Start of Data for this task

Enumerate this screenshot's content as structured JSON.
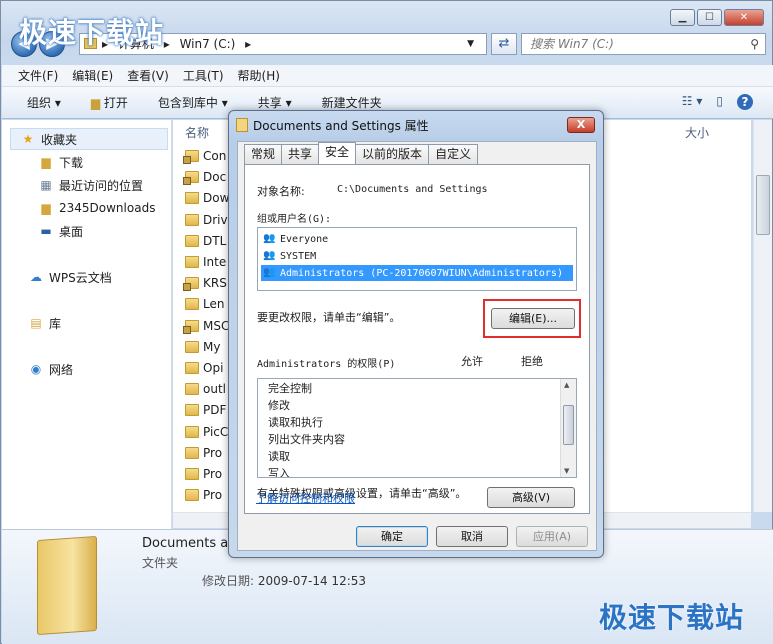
{
  "watermark": "极速下载站",
  "explorer": {
    "nav": {
      "back": "◀",
      "forward": "▶"
    },
    "address": {
      "crumbs": [
        "计算机",
        "Win7 (C:)"
      ],
      "sep": "▸"
    },
    "search_placeholder": "搜索 Win7 (C:)",
    "menu": [
      "文件(F)",
      "编辑(E)",
      "查看(V)",
      "工具(T)",
      "帮助(H)"
    ],
    "toolbar": {
      "organize": "组织 ▾",
      "open": "打开",
      "include": "包含到库中 ▾",
      "share": "共享 ▾",
      "new_folder": "新建文件夹"
    },
    "sidebar": {
      "favorites": "收藏夹",
      "items": [
        "下载",
        "最近访问的位置",
        "2345Downloads",
        "桌面"
      ],
      "wps": "WPS云文档",
      "library": "库",
      "network": "网络"
    },
    "columns": {
      "name": "名称",
      "size": "大小"
    },
    "files": [
      "Con",
      "Doc",
      "Dow",
      "Driv",
      "DTL",
      "Inte",
      "KRS",
      "Len",
      "MSC",
      "My",
      "Opi",
      "outl",
      "PDF",
      "PicC",
      "Pro",
      "Pro",
      "Pro"
    ],
    "details": {
      "name": "Documents ar",
      "type": "文件夹",
      "date_label": "修改日期:",
      "date": "2009-07-14 12:53"
    }
  },
  "dialog": {
    "title": "Documents and Settings 属性",
    "close": "X",
    "tabs": [
      "常规",
      "共享",
      "安全",
      "以前的版本",
      "自定义"
    ],
    "active_tab": "安全",
    "object_label": "对象名称:",
    "object_value": "C:\\Documents and Settings",
    "group_label": "组或用户名(G):",
    "users": [
      "Everyone",
      "SYSTEM",
      "Administrators (PC-20170607WIUN\\Administrators)"
    ],
    "selected_user": "Administrators (PC-20170607WIUN\\Administrators)",
    "change_hint": "要更改权限，请单击“编辑”。",
    "edit_button": "编辑(E)...",
    "perm_label": "Administrators 的权限(P)",
    "allow": "允许",
    "deny": "拒绝",
    "permissions": [
      "完全控制",
      "修改",
      "读取和执行",
      "列出文件夹内容",
      "读取",
      "写入"
    ],
    "advanced_hint": "有关特殊权限或高级设置，请单击“高级”。",
    "advanced_button": "高级(V)",
    "link": "了解访问控制和权限",
    "ok": "确定",
    "cancel": "取消",
    "apply": "应用(A)"
  }
}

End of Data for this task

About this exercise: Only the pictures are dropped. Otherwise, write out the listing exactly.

The completed task:
Enumerate this screenshot's content as structured JSON.
{
  "watermark": "极速下载站",
  "explorer": {
    "nav": {
      "back": "◀",
      "forward": "▶"
    },
    "address": {
      "crumbs": [
        "计算机",
        "Win7 (C:)"
      ],
      "sep": "▸"
    },
    "search_placeholder": "搜索 Win7 (C:)",
    "menu": [
      "文件(F)",
      "编辑(E)",
      "查看(V)",
      "工具(T)",
      "帮助(H)"
    ],
    "toolbar": {
      "organize": "组织 ▾",
      "open": "打开",
      "include": "包含到库中 ▾",
      "share": "共享 ▾",
      "new_folder": "新建文件夹"
    },
    "sidebar": {
      "favorites": "收藏夹",
      "items": [
        "下载",
        "最近访问的位置",
        "2345Downloads",
        "桌面"
      ],
      "wps": "WPS云文档",
      "library": "库",
      "network": "网络"
    },
    "columns": {
      "name": "名称",
      "size": "大小"
    },
    "files": [
      "Con",
      "Doc",
      "Dow",
      "Driv",
      "DTL",
      "Inte",
      "KRS",
      "Len",
      "MSC",
      "My",
      "Opi",
      "outl",
      "PDF",
      "PicC",
      "Pro",
      "Pro",
      "Pro"
    ],
    "details": {
      "name": "Documents ar",
      "type": "文件夹",
      "date_label": "修改日期:",
      "date": "2009-07-14 12:53"
    }
  },
  "dialog": {
    "title": "Documents and Settings 属性",
    "close": "X",
    "tabs": [
      "常规",
      "共享",
      "安全",
      "以前的版本",
      "自定义"
    ],
    "active_tab": "安全",
    "object_label": "对象名称:",
    "object_value": "C:\\Documents and Settings",
    "group_label": "组或用户名(G):",
    "users": [
      "Everyone",
      "SYSTEM",
      "Administrators (PC-20170607WIUN\\Administrators)"
    ],
    "selected_user": "Administrators (PC-20170607WIUN\\Administrators)",
    "change_hint": "要更改权限，请单击“编辑”。",
    "edit_button": "编辑(E)...",
    "perm_label": "Administrators 的权限(P)",
    "allow": "允许",
    "deny": "拒绝",
    "permissions": [
      "完全控制",
      "修改",
      "读取和执行",
      "列出文件夹内容",
      "读取",
      "写入"
    ],
    "advanced_hint": "有关特殊权限或高级设置，请单击“高级”。",
    "advanced_button": "高级(V)",
    "link": "了解访问控制和权限",
    "ok": "确定",
    "cancel": "取消",
    "apply": "应用(A)"
  }
}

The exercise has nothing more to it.